Certainly catches the eye, doesn’t it? The spherical rock was photographed on September 11, 2014 by the Curiosity rover. It’s about a half-inch across and according to NASA scientists probably a concretion. Credit: NASA/JPL-Caltech/MSSS

It looks ever so much like an early 18th century musket ball, but the chances of soldiers traipsing around Mars a couple hundred years ago seems unlikely. Even if it’s the god of war. NASA’s Curiosity rover snapped this photo during a routine round of landscape imaging on September 11th.

There’s nothing like seeing a near-perfect sphere on another planet to make you sit up and wonder. First off, it’s not as big as you might think, measuring just under 1/2 (1 cm) in diameter or about the size of a marble. Second, we’ve seen spheres on Mars before – zillions of them!

Tiny “blueberries” in the Martian soil near the rock outcrop at Meridiani Planum called Stone Mountain.

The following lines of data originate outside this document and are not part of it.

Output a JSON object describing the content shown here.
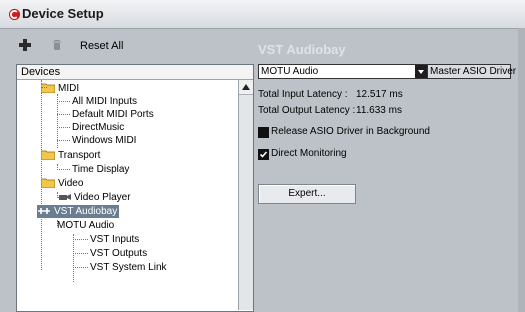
{
  "window": {
    "title": "Device Setup"
  },
  "toolbar": {
    "reset_label": "Reset All"
  },
  "devices": {
    "header": "Devices",
    "tree": [
      {
        "label": "MIDI"
      },
      {
        "label": "All MIDI Inputs"
      },
      {
        "label": "Default MIDI Ports"
      },
      {
        "label": "DirectMusic"
      },
      {
        "label": "Windows MIDI"
      },
      {
        "label": "Transport"
      },
      {
        "label": "Time Display"
      },
      {
        "label": "Video"
      },
      {
        "label": "Video Player"
      },
      {
        "label": "VST Audiobay"
      },
      {
        "label": "MOTU Audio"
      },
      {
        "label": "VST Inputs"
      },
      {
        "label": "VST Outputs"
      },
      {
        "label": "VST System Link"
      }
    ],
    "selected": "VST Audiobay"
  },
  "settings": {
    "title": "VST Audiobay",
    "driver_value": "MOTU Audio",
    "master_driver_label": "Master ASIO Driver",
    "input_latency_label": "Total Input Latency :",
    "input_latency_value": "12.517 ms",
    "output_latency_label": "Total Output Latency :",
    "output_latency_value": "11.633 ms",
    "release_label": "Release ASIO Driver in Background",
    "direct_monitoring_label": "Direct Monitoring",
    "release_checked": false,
    "direct_monitoring_checked": true,
    "expert_label": "Expert..."
  }
}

While other ideas have been proposed for their formation, water trickling through rocks to build concretions remains a strong possibility. Credit: NASA/JPL

The Mars Opportunity rover found countless spheres, nicknamed Martian “blueberries”, during  its exploration of Meridiani Planum. If you could hunker down for a look, they’d remind you of BBs from a  BB gun with diameters of .16 to .24 inches (4-6 mm). The spheres contain large amounts of hematite, an iron-bearing mineral, that most likely originated as concretions in layers of sedimentary rock that have since eroded away.

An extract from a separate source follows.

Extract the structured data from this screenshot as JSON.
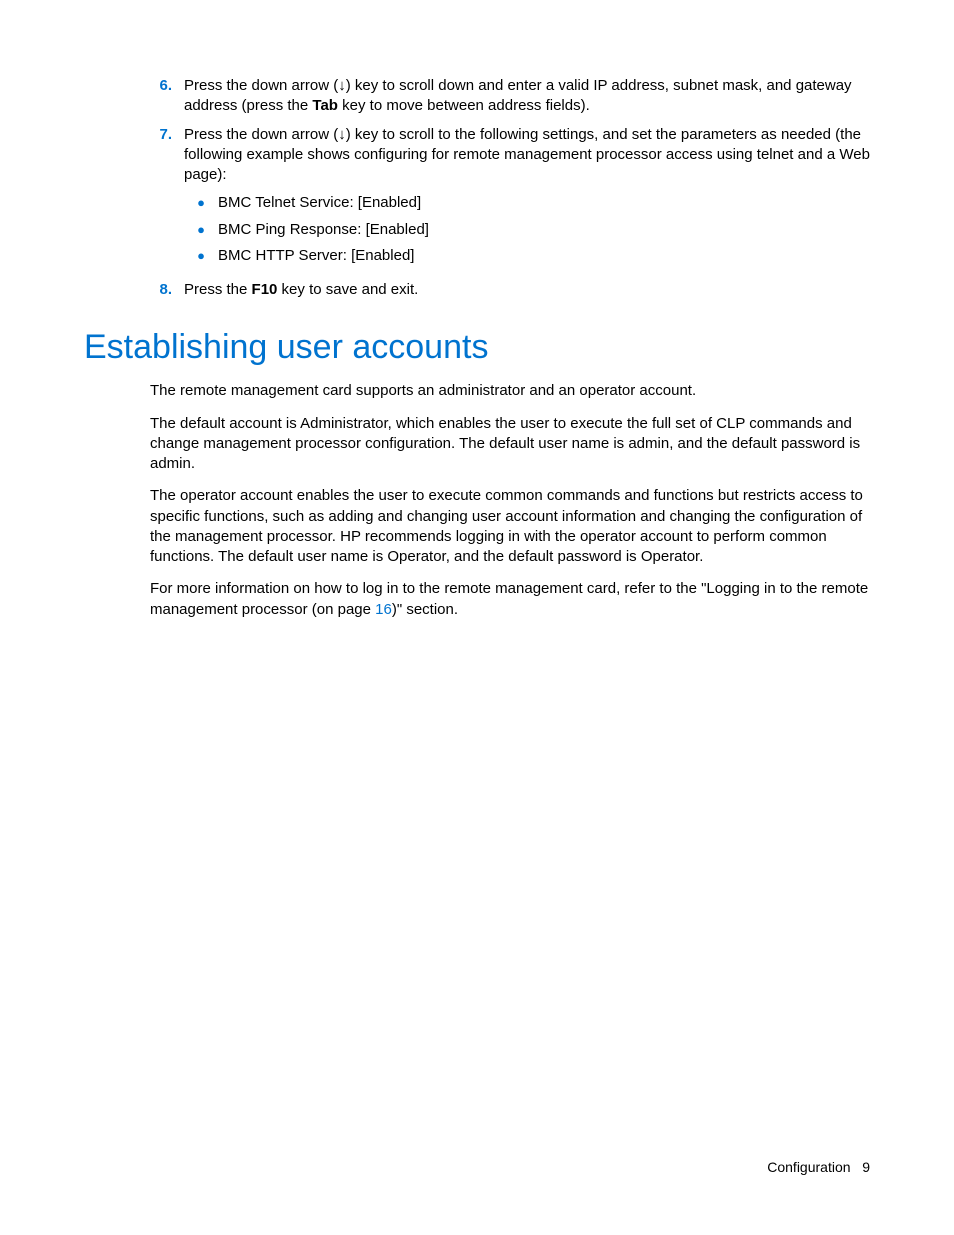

Groundwater moving through porous rocks can dissolve iron-containing minerals which then precipitate out as small, compact spheres. Concretions on Earth, such as Moqui balls and Kansas Pop Rocks, are considerably larger than the Martian variety, but that may be due to the different environments of the two planets. 

So our mystery sphere is probably a larger-than-usual concretion, freed from its rock stratum by wind and perhaps water erosion and now served up on a plate for Curiosity’s and eyes.

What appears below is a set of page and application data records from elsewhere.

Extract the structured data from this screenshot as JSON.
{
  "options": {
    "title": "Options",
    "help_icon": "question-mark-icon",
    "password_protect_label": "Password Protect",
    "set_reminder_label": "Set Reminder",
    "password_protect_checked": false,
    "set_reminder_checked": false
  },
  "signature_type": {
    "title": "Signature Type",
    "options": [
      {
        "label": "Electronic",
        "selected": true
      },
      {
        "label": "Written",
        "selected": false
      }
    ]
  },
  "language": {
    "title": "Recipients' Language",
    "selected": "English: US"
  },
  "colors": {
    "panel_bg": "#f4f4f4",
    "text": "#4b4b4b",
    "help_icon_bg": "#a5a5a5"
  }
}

To view more pictures of the weird sphere, click HERE and scroll down toward the bottom for the Mastcam color images.

7 Responses

    1. astrobob

      I’m not an expert but it does resemble the ball maybe at an earlier stage before being eroded from the matrix. Cool!

Comments are closed.